• Your task: Would you write out all of the entries below, exactly as they stand?

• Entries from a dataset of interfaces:
>>>>
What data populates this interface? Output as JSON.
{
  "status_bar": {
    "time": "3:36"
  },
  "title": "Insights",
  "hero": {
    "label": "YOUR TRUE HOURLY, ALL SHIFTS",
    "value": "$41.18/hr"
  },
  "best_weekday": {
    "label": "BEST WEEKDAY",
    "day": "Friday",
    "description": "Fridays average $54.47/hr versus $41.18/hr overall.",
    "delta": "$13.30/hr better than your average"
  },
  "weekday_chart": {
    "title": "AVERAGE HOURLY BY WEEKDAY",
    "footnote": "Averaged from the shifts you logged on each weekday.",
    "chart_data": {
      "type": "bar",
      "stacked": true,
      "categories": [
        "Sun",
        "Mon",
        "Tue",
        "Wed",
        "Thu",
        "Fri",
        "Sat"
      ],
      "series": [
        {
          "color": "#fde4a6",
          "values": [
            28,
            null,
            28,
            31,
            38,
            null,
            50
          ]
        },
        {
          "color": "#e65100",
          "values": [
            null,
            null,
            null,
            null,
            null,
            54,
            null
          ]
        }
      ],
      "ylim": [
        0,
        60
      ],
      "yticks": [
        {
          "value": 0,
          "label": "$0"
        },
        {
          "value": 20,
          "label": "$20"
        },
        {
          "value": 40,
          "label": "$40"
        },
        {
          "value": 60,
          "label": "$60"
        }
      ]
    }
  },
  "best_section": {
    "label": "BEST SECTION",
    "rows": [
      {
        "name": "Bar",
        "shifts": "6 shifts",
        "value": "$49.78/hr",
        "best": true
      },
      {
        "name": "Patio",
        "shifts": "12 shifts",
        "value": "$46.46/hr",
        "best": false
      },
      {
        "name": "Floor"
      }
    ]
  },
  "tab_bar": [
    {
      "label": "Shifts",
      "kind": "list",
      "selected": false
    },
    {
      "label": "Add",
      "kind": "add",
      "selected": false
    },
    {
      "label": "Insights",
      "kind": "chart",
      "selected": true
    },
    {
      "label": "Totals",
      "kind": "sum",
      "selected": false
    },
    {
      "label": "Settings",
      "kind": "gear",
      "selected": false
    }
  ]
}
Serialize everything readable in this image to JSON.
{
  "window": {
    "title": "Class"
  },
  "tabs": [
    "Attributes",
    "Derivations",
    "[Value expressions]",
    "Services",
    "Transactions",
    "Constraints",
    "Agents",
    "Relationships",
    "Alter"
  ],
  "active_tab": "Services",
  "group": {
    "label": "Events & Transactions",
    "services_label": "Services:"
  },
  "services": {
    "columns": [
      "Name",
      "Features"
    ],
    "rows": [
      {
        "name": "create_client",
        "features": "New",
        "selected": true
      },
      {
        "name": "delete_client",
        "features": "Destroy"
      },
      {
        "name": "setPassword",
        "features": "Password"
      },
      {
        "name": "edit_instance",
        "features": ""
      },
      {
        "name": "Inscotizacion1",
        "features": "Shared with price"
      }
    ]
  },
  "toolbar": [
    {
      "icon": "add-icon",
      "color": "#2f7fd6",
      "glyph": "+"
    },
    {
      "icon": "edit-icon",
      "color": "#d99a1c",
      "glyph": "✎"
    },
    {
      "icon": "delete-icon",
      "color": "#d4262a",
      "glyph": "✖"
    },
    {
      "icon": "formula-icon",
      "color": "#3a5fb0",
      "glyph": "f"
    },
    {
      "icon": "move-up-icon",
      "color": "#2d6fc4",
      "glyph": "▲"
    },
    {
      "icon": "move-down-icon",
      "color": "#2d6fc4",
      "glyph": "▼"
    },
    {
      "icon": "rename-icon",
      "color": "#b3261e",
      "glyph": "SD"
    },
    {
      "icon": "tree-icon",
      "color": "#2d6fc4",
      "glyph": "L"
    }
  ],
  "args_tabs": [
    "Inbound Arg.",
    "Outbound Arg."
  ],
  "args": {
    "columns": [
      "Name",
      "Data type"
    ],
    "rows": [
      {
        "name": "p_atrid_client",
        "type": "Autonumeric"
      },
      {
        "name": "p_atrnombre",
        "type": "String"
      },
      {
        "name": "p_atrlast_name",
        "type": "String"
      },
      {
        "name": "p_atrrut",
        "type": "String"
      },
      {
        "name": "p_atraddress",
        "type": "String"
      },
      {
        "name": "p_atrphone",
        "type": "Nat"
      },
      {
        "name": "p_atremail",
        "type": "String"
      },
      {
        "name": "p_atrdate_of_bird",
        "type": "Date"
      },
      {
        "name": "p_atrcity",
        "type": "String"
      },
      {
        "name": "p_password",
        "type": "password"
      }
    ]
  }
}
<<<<
• Solution for this problem:
What data populates this interface? Output as JSON.
{
  "status_bar": {
    "time": "3:36"
  },
  "title": "Insights",
  "hero": {
    "label": "YOUR TRUE HOURLY, ALL SHIFTS",
    "value": "$41.18/hr"
  },
  "best_weekday": {
    "label": "BEST WEEKDAY",
    "day": "Friday",
    "description": "Fridays average $54.47/hr versus $41.18/hr overall.",
    "delta": "$13.30/hr better than your average"
  },
  "weekday_chart": {
    "title": "AVERAGE HOURLY BY WEEKDAY",
    "footnote": "Averaged from the shifts you logged on each weekday.",
    "chart_data": {
      "type": "bar",
      "stacked": true,
      "categories": [
        "Sun",
        "Mon",
        "Tue",
        "Wed",
        "Thu",
        "Fri",
        "Sat"
      ],
      "series": [
        {
          "color": "#fde4a6",
          "values": [
            28,
            null,
            28,
            31,
            38,
            null,
            50
          ]
        },
        {
          "color": "#e65100",
          "values": [
            null,
            null,
            null,
            null,
            null,
            54,
            null
          ]
        }
      ],
      "ylim": [
        0,
        60
      ],
      "yticks": [
        {
          "value": 0,
          "label": "$0"
        },
        {
          "value": 20,
          "label": "$20"
        },
        {
          "value": 40,
          "label": "$40"
        },
        {
          "value": 60,
          "label": "$60"
        }
      ]
    }
  },
  "best_section": {
    "label": "BEST SECTION",
    "rows": [
      {
        "name": "Bar",
        "shifts": "6 shifts",
        "value": "$49.78/hr",
        "best": true
      },
      {
        "name": "Patio",
        "shifts": "12 shifts",
        "value": "$46.46/hr",
        "best": false
      },
      {
        "name": "Floor"
      }
    ]
  },
  "tab_bar": [
    {
      "label": "Shifts",
      "kind": "list",
      "selected": false
    },
    {
      "label": "Add",
      "kind": "add",
      "selected": false
    },
    {
      "label": "Insights",
      "kind": "chart",
      "selected": true
    },
    {
      "label": "Totals",
      "kind": "sum",
      "selected": false
    },
    {
      "label": "Settings",
      "kind": "gear",
      "selected": false
    }
  ]
}
Serialize everything readable in this image to JSON.
{
  "window": {
    "title": "Class"
  },
  "tabs": [
    "Attributes",
    "Derivations",
    "[Value expressions]",
    "Services",
    "Transactions",
    "Constraints",
    "Agents",
    "Relationships",
    "Alter"
  ],
  "active_tab": "Services",
  "group": {
    "label": "Events & Transactions",
    "services_label": "Services:"
  },
  "services": {
    "columns": [
      "Name",
      "Features"
    ],
    "rows": [
      {
        "name": "create_client",
        "features": "New",
        "selected": true
      },
      {
        "name": "delete_client",
        "features": "Destroy"
      },
      {
        "name": "setPassword",
        "features": "Password"
      },
      {
        "name": "edit_instance",
        "features": ""
      },
      {
        "name": "Inscotizacion1",
        "features": "Shared with price"
      }
    ]
  },
  "toolbar": [
    {
      "icon": "add-icon",
      "color": "#2f7fd6",
      "glyph": "+"
    },
    {
      "icon": "edit-icon",
      "color": "#d99a1c",
      "glyph": "✎"
    },
    {
      "icon": "delete-icon",
      "color": "#d4262a",
      "glyph": "✖"
    },
    {
      "icon": "formula-icon",
      "color": "#3a5fb0",
      "glyph": "f"
    },
    {
      "icon": "move-up-icon",
      "color": "#2d6fc4",
      "glyph": "▲"
    },
    {
      "icon": "move-down-icon",
      "color": "#2d6fc4",
      "glyph": "▼"
    },
    {
      "icon": "rename-icon",
      "color": "#b3261e",
      "glyph": "SD"
    },
    {
      "icon": "tree-icon",
      "color": "#2d6fc4",
      "glyph": "L"
    }
  ],
  "args_tabs": [
    "Inbound Arg.",
    "Outbound Arg."
  ],
  "args": {
    "columns": [
      "Name",
      "Data type"
    ],
    "rows": [
      {
        "name": "p_atrid_client",
        "type": "Autonumeric"
      },
      {
        "name": "p_atrnombre",
        "type": "String"
      },
      {
        "name": "p_atrlast_name",
        "type": "String"
      },
      {
        "name": "p_atrrut",
        "type": "String"
      },
      {
        "name": "p_atraddress",
        "type": "String"
      },
      {
        "name": "p_atrphone",
        "type": "Nat"
      },
      {
        "name": "p_atremail",
        "type": "String"
      },
      {
        "name": "p_atrdate_of_bird",
        "type": "Date"
      },
      {
        "name": "p_atrcity",
        "type": "String"
      },
      {
        "name": "p_password",
        "type": "password"
      }
    ]
  }
}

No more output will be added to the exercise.